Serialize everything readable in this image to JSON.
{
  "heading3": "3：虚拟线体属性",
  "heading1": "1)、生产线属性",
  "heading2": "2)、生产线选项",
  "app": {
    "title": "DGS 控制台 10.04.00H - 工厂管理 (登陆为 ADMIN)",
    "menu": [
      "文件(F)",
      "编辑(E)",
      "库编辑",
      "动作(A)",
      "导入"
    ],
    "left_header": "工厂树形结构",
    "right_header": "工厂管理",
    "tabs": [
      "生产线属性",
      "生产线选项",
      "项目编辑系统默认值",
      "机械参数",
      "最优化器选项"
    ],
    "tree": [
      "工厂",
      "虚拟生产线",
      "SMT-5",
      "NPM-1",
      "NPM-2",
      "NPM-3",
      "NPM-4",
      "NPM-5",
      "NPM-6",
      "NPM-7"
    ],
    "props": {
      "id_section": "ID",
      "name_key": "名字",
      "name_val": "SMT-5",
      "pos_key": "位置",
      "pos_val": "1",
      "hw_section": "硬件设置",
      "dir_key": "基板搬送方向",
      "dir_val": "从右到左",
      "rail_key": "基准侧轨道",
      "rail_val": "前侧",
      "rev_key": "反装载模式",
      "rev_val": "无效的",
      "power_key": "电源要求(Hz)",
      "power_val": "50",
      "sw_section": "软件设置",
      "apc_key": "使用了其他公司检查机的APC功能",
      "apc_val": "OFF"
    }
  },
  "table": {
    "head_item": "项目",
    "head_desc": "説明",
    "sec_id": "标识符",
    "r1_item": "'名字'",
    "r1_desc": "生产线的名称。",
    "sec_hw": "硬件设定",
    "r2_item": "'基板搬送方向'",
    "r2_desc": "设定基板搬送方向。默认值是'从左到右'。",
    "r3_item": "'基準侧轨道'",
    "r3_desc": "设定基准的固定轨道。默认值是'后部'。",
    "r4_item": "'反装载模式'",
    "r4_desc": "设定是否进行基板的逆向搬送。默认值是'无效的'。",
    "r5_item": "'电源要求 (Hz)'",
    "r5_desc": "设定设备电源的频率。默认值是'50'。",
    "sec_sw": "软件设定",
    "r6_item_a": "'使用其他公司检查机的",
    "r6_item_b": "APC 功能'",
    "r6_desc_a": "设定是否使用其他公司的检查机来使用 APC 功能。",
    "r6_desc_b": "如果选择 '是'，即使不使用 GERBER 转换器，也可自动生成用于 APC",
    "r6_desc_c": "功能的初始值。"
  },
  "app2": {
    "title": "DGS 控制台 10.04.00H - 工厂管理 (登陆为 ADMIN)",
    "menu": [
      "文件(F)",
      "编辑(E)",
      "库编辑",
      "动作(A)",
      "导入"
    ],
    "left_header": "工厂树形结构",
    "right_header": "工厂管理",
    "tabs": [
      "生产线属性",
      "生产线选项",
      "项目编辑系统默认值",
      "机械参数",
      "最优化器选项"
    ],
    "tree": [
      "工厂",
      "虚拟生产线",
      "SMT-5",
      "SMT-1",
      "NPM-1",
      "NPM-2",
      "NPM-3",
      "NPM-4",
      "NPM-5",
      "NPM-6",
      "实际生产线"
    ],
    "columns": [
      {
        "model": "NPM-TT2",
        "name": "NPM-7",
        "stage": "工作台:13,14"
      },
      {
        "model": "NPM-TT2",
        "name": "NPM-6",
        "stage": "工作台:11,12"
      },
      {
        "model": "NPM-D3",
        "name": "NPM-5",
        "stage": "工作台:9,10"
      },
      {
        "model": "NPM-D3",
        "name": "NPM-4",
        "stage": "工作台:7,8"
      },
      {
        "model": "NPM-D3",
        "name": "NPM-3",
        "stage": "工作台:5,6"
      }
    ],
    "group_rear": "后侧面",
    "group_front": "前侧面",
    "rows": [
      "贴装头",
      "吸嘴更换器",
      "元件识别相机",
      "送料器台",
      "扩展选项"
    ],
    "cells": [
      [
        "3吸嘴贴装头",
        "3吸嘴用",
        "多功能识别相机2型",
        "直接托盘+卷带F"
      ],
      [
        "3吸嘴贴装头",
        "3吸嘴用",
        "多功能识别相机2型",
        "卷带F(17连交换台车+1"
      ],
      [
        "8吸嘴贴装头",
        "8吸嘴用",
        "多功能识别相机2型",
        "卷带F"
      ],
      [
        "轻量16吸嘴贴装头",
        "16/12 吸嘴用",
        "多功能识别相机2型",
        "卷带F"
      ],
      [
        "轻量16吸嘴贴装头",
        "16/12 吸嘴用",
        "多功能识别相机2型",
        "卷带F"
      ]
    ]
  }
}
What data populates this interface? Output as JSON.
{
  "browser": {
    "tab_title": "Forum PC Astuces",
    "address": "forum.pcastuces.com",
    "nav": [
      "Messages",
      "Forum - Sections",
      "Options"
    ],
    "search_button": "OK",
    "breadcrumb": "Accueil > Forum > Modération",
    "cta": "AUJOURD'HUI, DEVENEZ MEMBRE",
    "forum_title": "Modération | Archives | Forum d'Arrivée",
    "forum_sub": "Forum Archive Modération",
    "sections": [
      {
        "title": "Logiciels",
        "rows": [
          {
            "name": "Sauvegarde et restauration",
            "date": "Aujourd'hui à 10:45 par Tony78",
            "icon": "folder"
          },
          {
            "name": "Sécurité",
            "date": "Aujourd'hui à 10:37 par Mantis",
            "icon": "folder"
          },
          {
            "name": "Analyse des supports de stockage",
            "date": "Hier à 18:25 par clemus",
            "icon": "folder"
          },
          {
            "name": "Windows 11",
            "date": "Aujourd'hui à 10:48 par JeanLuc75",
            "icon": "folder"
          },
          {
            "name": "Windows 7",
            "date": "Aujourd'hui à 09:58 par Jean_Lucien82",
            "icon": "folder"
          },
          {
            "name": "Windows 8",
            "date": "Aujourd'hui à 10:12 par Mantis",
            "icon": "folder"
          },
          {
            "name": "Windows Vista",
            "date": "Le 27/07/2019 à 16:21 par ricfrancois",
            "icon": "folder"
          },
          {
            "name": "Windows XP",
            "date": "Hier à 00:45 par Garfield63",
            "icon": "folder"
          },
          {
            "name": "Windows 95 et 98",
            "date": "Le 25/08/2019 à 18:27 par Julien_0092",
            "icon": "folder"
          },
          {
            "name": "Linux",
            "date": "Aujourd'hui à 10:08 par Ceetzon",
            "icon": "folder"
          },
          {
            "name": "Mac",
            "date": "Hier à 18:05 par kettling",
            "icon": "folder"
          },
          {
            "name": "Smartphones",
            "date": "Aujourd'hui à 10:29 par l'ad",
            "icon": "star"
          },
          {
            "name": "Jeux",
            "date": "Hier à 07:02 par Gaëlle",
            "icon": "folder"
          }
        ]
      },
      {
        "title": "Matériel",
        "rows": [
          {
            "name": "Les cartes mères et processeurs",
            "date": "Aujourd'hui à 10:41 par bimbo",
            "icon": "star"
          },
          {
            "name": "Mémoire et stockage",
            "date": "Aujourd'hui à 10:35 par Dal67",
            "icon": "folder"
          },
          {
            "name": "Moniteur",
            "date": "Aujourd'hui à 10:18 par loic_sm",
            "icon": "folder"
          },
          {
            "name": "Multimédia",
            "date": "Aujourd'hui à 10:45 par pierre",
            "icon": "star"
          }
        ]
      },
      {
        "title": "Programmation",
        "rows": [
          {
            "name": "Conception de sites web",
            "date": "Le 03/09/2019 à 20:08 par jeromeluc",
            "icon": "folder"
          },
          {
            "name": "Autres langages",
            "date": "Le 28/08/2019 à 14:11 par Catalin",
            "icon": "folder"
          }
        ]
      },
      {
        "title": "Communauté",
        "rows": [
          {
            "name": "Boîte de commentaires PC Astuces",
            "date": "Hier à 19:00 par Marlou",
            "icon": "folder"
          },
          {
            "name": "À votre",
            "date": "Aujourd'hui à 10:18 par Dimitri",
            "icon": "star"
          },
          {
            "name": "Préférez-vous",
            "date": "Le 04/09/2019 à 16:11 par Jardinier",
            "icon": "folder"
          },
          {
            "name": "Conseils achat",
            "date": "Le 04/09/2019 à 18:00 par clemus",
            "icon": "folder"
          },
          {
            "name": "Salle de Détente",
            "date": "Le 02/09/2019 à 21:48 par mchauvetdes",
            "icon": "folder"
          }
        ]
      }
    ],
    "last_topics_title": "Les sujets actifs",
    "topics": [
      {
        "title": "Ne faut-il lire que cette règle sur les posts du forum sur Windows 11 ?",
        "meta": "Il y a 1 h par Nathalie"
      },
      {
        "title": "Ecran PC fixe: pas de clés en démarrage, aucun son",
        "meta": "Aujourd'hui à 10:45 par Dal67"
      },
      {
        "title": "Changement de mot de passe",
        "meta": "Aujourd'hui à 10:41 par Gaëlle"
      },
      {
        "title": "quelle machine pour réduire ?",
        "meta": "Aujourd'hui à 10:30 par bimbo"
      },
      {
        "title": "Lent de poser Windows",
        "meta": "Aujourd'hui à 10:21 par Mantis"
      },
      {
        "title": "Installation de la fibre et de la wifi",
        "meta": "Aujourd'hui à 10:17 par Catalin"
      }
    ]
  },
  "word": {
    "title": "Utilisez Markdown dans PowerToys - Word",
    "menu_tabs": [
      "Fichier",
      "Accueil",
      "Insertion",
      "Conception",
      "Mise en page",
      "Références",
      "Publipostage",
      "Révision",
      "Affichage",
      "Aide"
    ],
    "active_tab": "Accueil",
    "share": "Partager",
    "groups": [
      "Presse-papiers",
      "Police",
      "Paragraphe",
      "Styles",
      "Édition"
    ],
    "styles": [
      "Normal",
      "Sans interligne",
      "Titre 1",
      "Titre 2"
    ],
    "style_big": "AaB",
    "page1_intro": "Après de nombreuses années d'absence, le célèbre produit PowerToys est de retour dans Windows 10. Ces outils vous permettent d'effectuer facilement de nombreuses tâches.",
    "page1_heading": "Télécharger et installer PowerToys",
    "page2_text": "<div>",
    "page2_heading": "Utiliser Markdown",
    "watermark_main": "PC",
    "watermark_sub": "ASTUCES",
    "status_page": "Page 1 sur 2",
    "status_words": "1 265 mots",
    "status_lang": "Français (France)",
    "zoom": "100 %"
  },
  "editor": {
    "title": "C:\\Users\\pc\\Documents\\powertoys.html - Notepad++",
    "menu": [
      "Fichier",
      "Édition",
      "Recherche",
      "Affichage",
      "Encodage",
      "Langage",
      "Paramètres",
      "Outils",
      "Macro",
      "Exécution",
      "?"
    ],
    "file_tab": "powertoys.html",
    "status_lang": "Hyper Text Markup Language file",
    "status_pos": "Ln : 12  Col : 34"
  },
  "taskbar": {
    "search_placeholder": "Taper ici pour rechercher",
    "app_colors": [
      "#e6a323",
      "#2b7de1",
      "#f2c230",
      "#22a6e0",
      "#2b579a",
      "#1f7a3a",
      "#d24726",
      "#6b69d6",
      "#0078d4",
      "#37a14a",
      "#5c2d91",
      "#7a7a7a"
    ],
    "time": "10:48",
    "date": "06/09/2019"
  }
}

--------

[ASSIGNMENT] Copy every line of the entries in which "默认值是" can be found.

[ANSWER AREA]
    "r2_desc": "设定基板搬送方向。默认值是'从左到右'。",
    "r3_desc": "设定基准的固定轨道。默认值是'后部'。",
    "r4_desc": "设定是否进行基板的逆向搬送。默认值是'无效的'。",
    "r5_desc": "设定设备电源的频率。默认值是'50'。",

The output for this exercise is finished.